For the true explorer the wilderness that awaits is worth the effort of getting there.
A remote tourist destination, but its stark backdrop is amongst the most beautiful on Earth. Although the entire coastline of Namibia is about 1572 km long, hemmed in between the wild Atlantic and the rugged Hartmann Mountains, the remote northern section of the Skeleton Coast National Park, is the stuff of National Geographic documentaries.
The Skeleton Coast National Park is a 40 km wide and 500 km long coastal stretch, a hostile but captivating area. The southern part, stretching from the Ugab River to Torra Bay, is freely accessible. The Skeleton Coast Park, proclaimed in its present form in 1971, covering an area of 16 845 km². It protects about one third of Namibia’s coastline. A Permit is needed from Ugabmund and Springbockwater gate. The northern part from Torra Bay up to the Kunene at the Angolan border is however not accessible and restricted to a few operators who operate fly-in safaris around Namibia.
The Skeleton Coast derives its name from the numerous rusting shipwrecks and bleached whalebones seen along the shoreline. This was mainly due to the dense fog, rough seas and unpredictable currents and stormy winds caused by the cold and unpredictable Benguela current of the Atlantic Ocean clashing with the desert landscape of northwestern Namibia.
The climate strongly influenced by the interplay of the Atlantic Ocean and the Namib Desert. Due to the cold Benguela Current the temperatures drop significantly compared to the temperatures inland. The Benguela Current cools the prevailing southwest winds to such an extent that prevents the formation of clouds. However, a fog bank is formed above the Atlantic floating above the coastline on 200 days of a year, sometimes spreading quite far inland.
The sun, sea, has destroyed many of the wrecks on the harsh coastline and wind but a few are still visible. Perhaps one of the most well known shipwrecks, the ‘Eduard Bohlen’ shipwreck is famous for its strange location stranded in the middle of the desert. If you want to get as close as possible, you can go on a guided 4×4 tour or you can also embark on a fly-in safari that will take you over the wreck.
The ‘Dunedin Star’ wreck is in the far north of the Skeleton Coast National Park and as such, you will not be able to drive yourself there. Flying into the northern section of the park is the only realistic option if you want to explore these famous wrecks.
In refreshing contrast stands the avian-rich riverine strip along the western Kunene River as it carves its way towards the coast, separating Namibia from Angola. Fly-in safaris to the region are the only way to access this isolated wilderness. They are about marvelling at the vast and varied desert scenery, seeking out smaller creatures and the extraordinary plants that have adapted to the unforgiving arid environment; and learning about indigenous people from the Himba, who still inhabit some areas, to the early Khoisan beachcombers, whose ancient ruined shelters and rock art give clues to their way of life.

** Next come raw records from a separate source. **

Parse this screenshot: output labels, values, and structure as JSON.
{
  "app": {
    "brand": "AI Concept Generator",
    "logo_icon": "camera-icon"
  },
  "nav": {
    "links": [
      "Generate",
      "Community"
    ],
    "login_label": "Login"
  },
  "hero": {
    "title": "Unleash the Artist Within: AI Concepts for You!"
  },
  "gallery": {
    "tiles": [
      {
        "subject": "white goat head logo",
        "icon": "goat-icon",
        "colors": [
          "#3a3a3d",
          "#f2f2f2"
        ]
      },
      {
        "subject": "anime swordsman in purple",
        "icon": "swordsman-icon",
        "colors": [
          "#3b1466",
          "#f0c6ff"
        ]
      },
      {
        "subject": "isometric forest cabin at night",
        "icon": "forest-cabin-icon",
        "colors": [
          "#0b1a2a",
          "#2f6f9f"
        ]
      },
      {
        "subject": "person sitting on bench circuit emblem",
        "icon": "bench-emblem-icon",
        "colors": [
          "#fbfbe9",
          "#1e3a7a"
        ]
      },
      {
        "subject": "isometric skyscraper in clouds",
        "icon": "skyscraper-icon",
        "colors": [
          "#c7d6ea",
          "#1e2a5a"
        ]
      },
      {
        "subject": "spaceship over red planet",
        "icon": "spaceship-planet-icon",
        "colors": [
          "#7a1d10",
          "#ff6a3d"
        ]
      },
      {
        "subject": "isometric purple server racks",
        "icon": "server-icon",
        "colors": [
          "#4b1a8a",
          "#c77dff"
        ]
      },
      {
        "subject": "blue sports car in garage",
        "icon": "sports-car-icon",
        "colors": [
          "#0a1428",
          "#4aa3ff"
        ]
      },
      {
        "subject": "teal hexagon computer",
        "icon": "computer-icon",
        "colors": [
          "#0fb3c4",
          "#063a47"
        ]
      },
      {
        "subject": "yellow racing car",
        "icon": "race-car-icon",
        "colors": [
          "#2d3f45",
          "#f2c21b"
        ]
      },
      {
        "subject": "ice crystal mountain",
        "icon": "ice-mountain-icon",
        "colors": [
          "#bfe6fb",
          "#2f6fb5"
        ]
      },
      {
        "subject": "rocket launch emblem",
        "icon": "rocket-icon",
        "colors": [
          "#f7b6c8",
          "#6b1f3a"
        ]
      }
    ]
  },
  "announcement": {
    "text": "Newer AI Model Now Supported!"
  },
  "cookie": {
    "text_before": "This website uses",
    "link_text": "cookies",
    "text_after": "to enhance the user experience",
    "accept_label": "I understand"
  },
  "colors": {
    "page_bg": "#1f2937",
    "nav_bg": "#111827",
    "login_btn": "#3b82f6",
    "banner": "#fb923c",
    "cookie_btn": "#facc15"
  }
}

Wildlife manages to thrive here despite the region’s inhospitable nature. Species like the desert elephant, rhino, and lion are specially adapted to life in this waterless environment of northwestern Namibia. Animals in this area are free roaming and not restricted by game park fences. Birders will also find plenty of interest with as many as 247 species of birds. Plants found in the area solely depend on the daily fog from the Atlantic Ocean such as the Welwitschia mirabilis, Nara melons, several lithops succulent plants, also called “living stones”, lichen and pencil bush.
The Cape fur seal colony at Cape Cross is a must see; one of the largest breeding colonies of Cape Fur Seals in the world with a population of approximately 700,00 adult seals and 138,000 juveniles.
Luxury accommodation to more affordable options is available and situated in truly isolated spots in the park and on the Angolan border. The Skeleton Coast National Park is a year-round destination with moderate temperatures and minimal rain, but the warmer months from October to March enjoy less mist and offer up the best angling opportunities.
Never stop exploring, your next adventure is one click away.